One of your weak points is probably going to be your weapon. Even if it's not, you can inflate your weapon's ilevel in order to make up for any other weaker slots. By now, many people have unlocked the blacksmithing rewards from their Hyjal dailies. I would strongly suggest getting a Masterwork Elementium Spellblade. By this point, most of the prices on these daggers should have dropped a more reasonable level -- and this is actually a very good dagger to begin with, particularly for a non-raider. To go with that dagger, I'd suggest spending any excess JPs that you may have on hand on a Hermit Lamp. In fact, I'd get one of those whether you get the dagger or not; no one truly understands how awesome a nice lamp is until they're stuck in a dark, dank cave without one.

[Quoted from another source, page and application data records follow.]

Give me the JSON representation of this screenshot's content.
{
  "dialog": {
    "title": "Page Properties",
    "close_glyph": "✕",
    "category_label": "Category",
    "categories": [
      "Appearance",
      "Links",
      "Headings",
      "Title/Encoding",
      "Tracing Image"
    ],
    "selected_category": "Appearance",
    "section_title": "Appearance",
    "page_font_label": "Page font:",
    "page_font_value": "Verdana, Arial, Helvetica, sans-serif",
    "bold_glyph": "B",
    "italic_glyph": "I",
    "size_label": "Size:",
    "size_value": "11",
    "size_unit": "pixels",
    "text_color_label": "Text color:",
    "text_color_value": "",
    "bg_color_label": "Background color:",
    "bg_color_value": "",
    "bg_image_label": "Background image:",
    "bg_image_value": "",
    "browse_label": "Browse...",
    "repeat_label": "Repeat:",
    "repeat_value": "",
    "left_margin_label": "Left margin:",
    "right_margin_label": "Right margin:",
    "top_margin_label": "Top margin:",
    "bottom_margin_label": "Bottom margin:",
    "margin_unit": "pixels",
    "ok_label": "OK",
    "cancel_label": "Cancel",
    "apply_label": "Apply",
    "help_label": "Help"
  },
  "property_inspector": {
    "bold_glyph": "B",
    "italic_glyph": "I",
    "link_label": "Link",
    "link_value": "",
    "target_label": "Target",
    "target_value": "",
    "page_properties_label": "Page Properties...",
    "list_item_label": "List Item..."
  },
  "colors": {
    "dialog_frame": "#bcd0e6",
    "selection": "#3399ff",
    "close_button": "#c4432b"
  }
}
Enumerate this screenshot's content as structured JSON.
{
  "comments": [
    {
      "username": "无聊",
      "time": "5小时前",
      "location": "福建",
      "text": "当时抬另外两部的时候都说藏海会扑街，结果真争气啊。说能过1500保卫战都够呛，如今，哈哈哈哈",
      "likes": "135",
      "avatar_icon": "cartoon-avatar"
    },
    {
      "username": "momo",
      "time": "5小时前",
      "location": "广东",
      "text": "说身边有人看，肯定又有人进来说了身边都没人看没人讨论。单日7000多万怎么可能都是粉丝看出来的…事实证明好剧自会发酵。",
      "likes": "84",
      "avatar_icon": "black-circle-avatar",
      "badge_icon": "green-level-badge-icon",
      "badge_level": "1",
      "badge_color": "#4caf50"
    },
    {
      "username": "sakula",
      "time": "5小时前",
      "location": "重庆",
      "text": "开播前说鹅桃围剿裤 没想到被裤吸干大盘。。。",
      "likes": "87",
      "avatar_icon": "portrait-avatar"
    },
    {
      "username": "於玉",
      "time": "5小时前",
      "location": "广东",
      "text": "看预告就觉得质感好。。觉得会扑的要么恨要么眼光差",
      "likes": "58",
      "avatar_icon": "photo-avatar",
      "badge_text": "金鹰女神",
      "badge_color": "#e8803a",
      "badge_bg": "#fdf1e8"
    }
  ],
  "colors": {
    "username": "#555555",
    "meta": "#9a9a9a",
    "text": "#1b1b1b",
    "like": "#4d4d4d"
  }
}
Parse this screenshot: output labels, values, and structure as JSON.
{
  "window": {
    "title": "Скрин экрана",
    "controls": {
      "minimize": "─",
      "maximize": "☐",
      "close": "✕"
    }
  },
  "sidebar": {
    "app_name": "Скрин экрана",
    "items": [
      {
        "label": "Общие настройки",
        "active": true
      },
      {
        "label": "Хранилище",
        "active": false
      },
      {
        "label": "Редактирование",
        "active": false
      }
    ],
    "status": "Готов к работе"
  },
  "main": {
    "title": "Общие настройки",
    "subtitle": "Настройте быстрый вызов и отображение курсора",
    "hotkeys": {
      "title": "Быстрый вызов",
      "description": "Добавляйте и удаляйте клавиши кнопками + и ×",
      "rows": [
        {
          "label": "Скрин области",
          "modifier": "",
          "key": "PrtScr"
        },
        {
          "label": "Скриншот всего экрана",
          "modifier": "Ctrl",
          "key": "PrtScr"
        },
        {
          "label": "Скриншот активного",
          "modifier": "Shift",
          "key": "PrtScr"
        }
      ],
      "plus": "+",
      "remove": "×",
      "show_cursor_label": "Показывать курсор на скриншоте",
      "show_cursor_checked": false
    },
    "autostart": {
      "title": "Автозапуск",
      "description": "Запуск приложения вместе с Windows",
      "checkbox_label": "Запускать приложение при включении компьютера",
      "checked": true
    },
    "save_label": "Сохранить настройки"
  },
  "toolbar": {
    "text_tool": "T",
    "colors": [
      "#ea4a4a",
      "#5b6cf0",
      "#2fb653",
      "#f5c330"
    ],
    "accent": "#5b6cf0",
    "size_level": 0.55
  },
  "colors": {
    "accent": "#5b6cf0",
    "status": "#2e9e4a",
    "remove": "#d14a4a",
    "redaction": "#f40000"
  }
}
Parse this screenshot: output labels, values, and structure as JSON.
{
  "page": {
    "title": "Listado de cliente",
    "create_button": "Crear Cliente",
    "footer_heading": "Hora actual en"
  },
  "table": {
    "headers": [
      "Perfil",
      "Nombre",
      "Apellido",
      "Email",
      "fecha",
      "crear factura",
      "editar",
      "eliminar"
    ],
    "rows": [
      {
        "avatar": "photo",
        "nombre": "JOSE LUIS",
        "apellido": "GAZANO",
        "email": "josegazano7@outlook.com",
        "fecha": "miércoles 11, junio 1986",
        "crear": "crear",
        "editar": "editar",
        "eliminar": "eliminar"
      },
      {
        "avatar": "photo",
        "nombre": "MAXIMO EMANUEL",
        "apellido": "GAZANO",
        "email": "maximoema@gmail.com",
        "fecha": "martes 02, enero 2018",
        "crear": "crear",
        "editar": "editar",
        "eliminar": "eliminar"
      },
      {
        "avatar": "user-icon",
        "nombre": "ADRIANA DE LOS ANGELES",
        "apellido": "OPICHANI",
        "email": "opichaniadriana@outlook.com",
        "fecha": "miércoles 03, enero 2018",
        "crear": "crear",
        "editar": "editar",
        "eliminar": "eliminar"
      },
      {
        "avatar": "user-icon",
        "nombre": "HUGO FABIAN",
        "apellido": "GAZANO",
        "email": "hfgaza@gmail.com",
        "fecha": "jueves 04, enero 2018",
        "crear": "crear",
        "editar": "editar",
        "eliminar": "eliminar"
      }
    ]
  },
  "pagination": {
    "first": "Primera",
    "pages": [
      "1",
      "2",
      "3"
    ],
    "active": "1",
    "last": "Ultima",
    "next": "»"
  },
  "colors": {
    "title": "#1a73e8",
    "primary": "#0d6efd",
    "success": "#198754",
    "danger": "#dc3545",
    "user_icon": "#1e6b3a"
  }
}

Ensuring success

By this point, you should have more than enough of an ilevel to reach troll dungeons! From there, it's just a matter of grinding those until your eyes start to bleed out. Fun, fun, fun, fun. Like cereal. If, for some reason, you aren't able to reach the troll dungeons at this point, then you have a few options that you can take, depending on the level of effort you're willing to put in.

First, you can buy your way into troll heroics relatively easily. There should be a large number of people now who are selling off VP bracers, which, if you have everything else on the list so far, will easily push you over the limit. You might also be able to find a tailor willing to sell you a Dreamless Belt. Along with all the other items, this would mean that only your helm, shoulders, one ring, and one trinket could even possibly be below the requirement. That's not possibly enough to prevent you from getting in unless you're still wearing level 20 equipment.

Second, you can farm normal heroics for the gear you need. At this point, you may want to stop going into randoms and do the specific dungeons that offer the loot you need, but know that will generally increase your queue time. This is perhaps the slowest method, but it still should only take a few days worth of doing heroics. Really, you only need to have decent, level-appropriate items in those missing slots, and you'll be fine.

Last, you can PVP for the slots. This isn't uncommon, though it always seriously irks me when I see people do it. PVP items are quick to get for any player, and it isn't stats that the game cares about but rather the raw ilevel of the items. It's fairly trivial to abuse PVP gear in order to meet the ilevel requirements to get into PVE stuff. At least try to reforge some of the resilience off if you plan on doing this.

Blood Pact is a weekly column detailing DoTs, demons and all the dastardly deeds done by warlocks. We'll coach you in the fine art of staying alive, help pick the best target for Dark Intent, and steer you through encounters such as Blackwing Descent and The Bastion of Twilight.

This article was originally published on WoW Insider.